▶ YOUR TASK
Scan the data that follows and count the lines with the string "price"; answer with the count alone.

▶ DATA SUPPLIED

══════════

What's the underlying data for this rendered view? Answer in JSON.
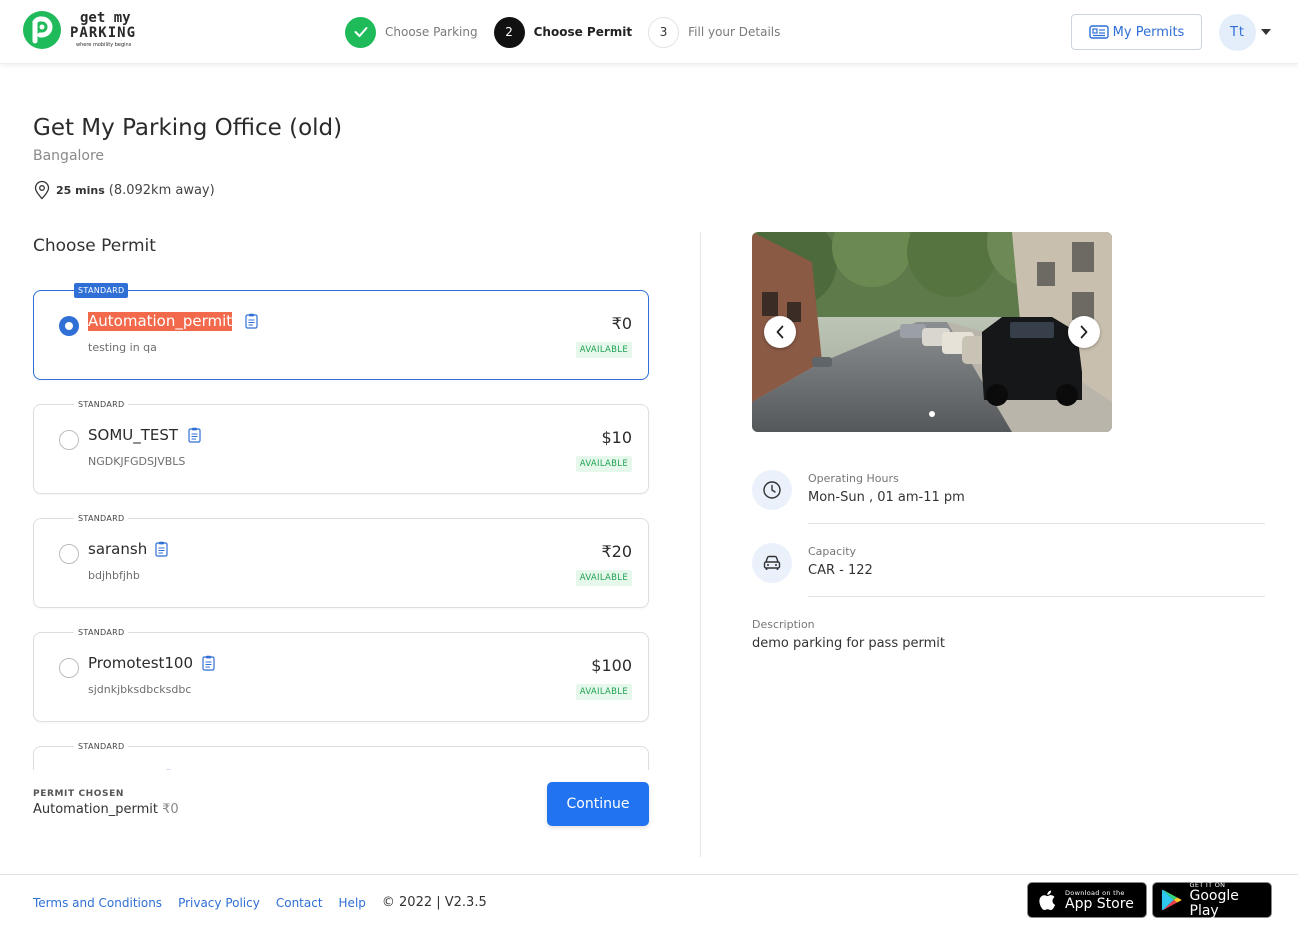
{
  "brand": {
    "name_line1": "get my",
    "name_line2": "PARKING",
    "tagline": "where mobility begins",
    "color": "#1fba5a"
  },
  "stepper": [
    {
      "number": "1",
      "label": "Choose Parking",
      "state": "done"
    },
    {
      "number": "2",
      "label": "Choose Permit",
      "state": "active"
    },
    {
      "number": "3",
      "label": "Fill your Details",
      "state": "pending"
    }
  ],
  "header": {
    "my_permits_label": "My Permits",
    "avatar_initials": "Tt"
  },
  "parking": {
    "title": "Get My Parking Office (old)",
    "city": "Bangalore",
    "travel_time": "25 mins",
    "distance": "(8.092km away)"
  },
  "permits": {
    "heading": "Choose Permit",
    "items": [
      {
        "tier": "STANDARD",
        "name": "Automation_permit",
        "description": "testing in qa",
        "price": "₹0",
        "status": "AVAILABLE",
        "selected": true
      },
      {
        "tier": "STANDARD",
        "name": "SOMU_TEST",
        "description": "NGDKJFGDSJVBLS",
        "price": "$10",
        "status": "AVAILABLE",
        "selected": false
      },
      {
        "tier": "STANDARD",
        "name": "saransh",
        "description": "bdjhbfjhb",
        "price": "₹20",
        "status": "AVAILABLE",
        "selected": false
      },
      {
        "tier": "STANDARD",
        "name": "Promotest100",
        "description": "sjdnkjbksdbcksdbc",
        "price": "$100",
        "status": "AVAILABLE",
        "selected": false
      },
      {
        "tier": "STANDARD",
        "name": "",
        "description": "",
        "price": "",
        "status": "",
        "selected": false
      }
    ]
  },
  "selection": {
    "label": "PERMIT CHOSEN",
    "name": "Automation_permit",
    "price": "₹0",
    "continue_label": "Continue"
  },
  "details": {
    "operating_hours_label": "Operating Hours",
    "operating_hours_value": "Mon-Sun , 01 am-11 pm",
    "capacity_label": "Capacity",
    "capacity_value": "CAR - 122",
    "description_label": "Description",
    "description_value": "demo parking for pass permit"
  },
  "carousel": {
    "prev_icon": "chevron-left-icon",
    "next_icon": "chevron-right-icon",
    "slide_count": 1,
    "active_slide": 1
  },
  "footer": {
    "links": [
      "Terms and Conditions",
      "Privacy Policy",
      "Contact",
      "Help"
    ],
    "copyright": "© 2022 | V2.3.5",
    "app_store_small": "Download on the",
    "app_store_big": "App Store",
    "play_store_small": "GET IT ON",
    "play_store_big": "Google Play"
  },
  "colors": {
    "accent": "#2f6fd6",
    "primary_button": "#2173f0",
    "success": "#1fba5a",
    "highlight": "#f26a4b"
  }
}
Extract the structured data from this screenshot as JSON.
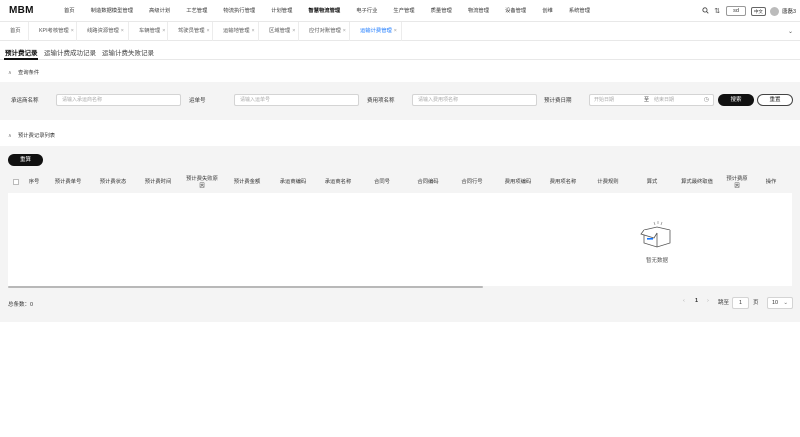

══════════

▶ TASK ANSWER
6